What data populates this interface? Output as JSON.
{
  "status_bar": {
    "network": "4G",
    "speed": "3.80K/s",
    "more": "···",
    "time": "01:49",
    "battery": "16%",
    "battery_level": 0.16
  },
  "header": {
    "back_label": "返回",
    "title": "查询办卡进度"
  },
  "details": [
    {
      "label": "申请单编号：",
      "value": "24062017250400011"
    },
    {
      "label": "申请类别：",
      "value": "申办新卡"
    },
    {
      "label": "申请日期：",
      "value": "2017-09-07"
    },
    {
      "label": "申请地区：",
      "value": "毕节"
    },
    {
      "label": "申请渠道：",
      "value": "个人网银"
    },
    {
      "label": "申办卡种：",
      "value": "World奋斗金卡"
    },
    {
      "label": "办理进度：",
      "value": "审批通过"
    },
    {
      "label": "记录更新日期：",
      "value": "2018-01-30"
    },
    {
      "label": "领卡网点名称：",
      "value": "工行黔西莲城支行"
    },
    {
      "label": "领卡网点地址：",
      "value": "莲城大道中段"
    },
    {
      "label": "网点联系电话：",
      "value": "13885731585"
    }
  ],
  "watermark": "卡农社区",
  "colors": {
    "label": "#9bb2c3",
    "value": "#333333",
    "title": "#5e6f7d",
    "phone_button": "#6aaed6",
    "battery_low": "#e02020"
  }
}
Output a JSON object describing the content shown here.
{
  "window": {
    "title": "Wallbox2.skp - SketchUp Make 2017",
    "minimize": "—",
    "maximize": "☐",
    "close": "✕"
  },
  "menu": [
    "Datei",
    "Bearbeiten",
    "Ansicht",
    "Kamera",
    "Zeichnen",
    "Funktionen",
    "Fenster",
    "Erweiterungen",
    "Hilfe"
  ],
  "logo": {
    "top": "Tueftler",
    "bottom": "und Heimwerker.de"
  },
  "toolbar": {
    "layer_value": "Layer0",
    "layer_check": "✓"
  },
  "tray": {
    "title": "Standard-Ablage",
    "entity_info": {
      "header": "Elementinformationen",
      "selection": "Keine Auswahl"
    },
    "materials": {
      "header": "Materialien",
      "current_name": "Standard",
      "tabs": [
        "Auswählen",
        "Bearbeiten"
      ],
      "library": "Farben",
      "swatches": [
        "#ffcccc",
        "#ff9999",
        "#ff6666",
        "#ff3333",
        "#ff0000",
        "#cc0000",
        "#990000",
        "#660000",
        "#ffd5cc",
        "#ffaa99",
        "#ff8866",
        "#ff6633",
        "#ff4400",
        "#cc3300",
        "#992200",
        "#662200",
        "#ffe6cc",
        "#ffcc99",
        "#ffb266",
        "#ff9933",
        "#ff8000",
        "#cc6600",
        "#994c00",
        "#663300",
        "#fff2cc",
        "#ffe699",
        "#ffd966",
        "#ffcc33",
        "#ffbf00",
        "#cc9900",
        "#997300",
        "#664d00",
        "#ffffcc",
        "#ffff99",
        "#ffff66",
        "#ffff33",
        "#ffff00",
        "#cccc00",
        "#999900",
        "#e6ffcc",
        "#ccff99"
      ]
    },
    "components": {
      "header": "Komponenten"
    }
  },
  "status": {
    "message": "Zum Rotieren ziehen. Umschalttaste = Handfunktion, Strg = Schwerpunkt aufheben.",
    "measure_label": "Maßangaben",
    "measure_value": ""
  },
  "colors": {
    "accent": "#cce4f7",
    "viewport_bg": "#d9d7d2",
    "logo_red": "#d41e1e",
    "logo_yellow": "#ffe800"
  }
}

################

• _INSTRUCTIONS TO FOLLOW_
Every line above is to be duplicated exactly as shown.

• _TASK OUTPUT_
What data populates this interface? Output as JSON.
{
  "status_bar": {
    "network": "4G",
    "speed": "3.80K/s",
    "more": "···",
    "time": "01:49",
    "battery": "16%",
    "battery_level": 0.16
  },
  "header": {
    "back_label": "返回",
    "title": "查询办卡进度"
  },
  "details": [
    {
      "label": "申请单编号：",
      "value": "24062017250400011"
    },
    {
      "label": "申请类别：",
      "value": "申办新卡"
    },
    {
      "label": "申请日期：",
      "value": "2017-09-07"
    },
    {
      "label": "申请地区：",
      "value": "毕节"
    },
    {
      "label": "申请渠道：",
      "value": "个人网银"
    },
    {
      "label": "申办卡种：",
      "value": "World奋斗金卡"
    },
    {
      "label": "办理进度：",
      "value": "审批通过"
    },
    {
      "label": "记录更新日期：",
      "value": "2018-01-30"
    },
    {
      "label": "领卡网点名称：",
      "value": "工行黔西莲城支行"
    },
    {
      "label": "领卡网点地址：",
      "value": "莲城大道中段"
    },
    {
      "label": "网点联系电话：",
      "value": "13885731585"
    }
  ],
  "watermark": "卡农社区",
  "colors": {
    "label": "#9bb2c3",
    "value": "#333333",
    "title": "#5e6f7d",
    "phone_button": "#6aaed6",
    "battery_low": "#e02020"
  }
}
Output a JSON object describing the content shown here.
{
  "window": {
    "title": "Wallbox2.skp - SketchUp Make 2017",
    "minimize": "—",
    "maximize": "☐",
    "close": "✕"
  },
  "menu": [
    "Datei",
    "Bearbeiten",
    "Ansicht",
    "Kamera",
    "Zeichnen",
    "Funktionen",
    "Fenster",
    "Erweiterungen",
    "Hilfe"
  ],
  "logo": {
    "top": "Tueftler",
    "bottom": "und Heimwerker.de"
  },
  "toolbar": {
    "layer_value": "Layer0",
    "layer_check": "✓"
  },
  "tray": {
    "title": "Standard-Ablage",
    "entity_info": {
      "header": "Elementinformationen",
      "selection": "Keine Auswahl"
    },
    "materials": {
      "header": "Materialien",
      "current_name": "Standard",
      "tabs": [
        "Auswählen",
        "Bearbeiten"
      ],
      "library": "Farben",
      "swatches": [
        "#ffcccc",
        "#ff9999",
        "#ff6666",
        "#ff3333",
        "#ff0000",
        "#cc0000",
        "#990000",
        "#660000",
        "#ffd5cc",
        "#ffaa99",
        "#ff8866",
        "#ff6633",
        "#ff4400",
        "#cc3300",
        "#992200",
        "#662200",
        "#ffe6cc",
        "#ffcc99",
        "#ffb266",
        "#ff9933",
        "#ff8000",
        "#cc6600",
        "#994c00",
        "#663300",
        "#fff2cc",
        "#ffe699",
        "#ffd966",
        "#ffcc33",
        "#ffbf00",
        "#cc9900",
        "#997300",
        "#664d00",
        "#ffffcc",
        "#ffff99",
        "#ffff66",
        "#ffff33",
        "#ffff00",
        "#cccc00",
        "#999900",
        "#e6ffcc",
        "#ccff99"
      ]
    },
    "components": {
      "header": "Komponenten"
    }
  },
  "status": {
    "message": "Zum Rotieren ziehen. Umschalttaste = Handfunktion, Strg = Schwerpunkt aufheben.",
    "measure_label": "Maßangaben",
    "measure_value": ""
  },
  "colors": {
    "accent": "#cce4f7",
    "viewport_bg": "#d9d7d2",
    "logo_red": "#d41e1e",
    "logo_yellow": "#ffe800"
  }
}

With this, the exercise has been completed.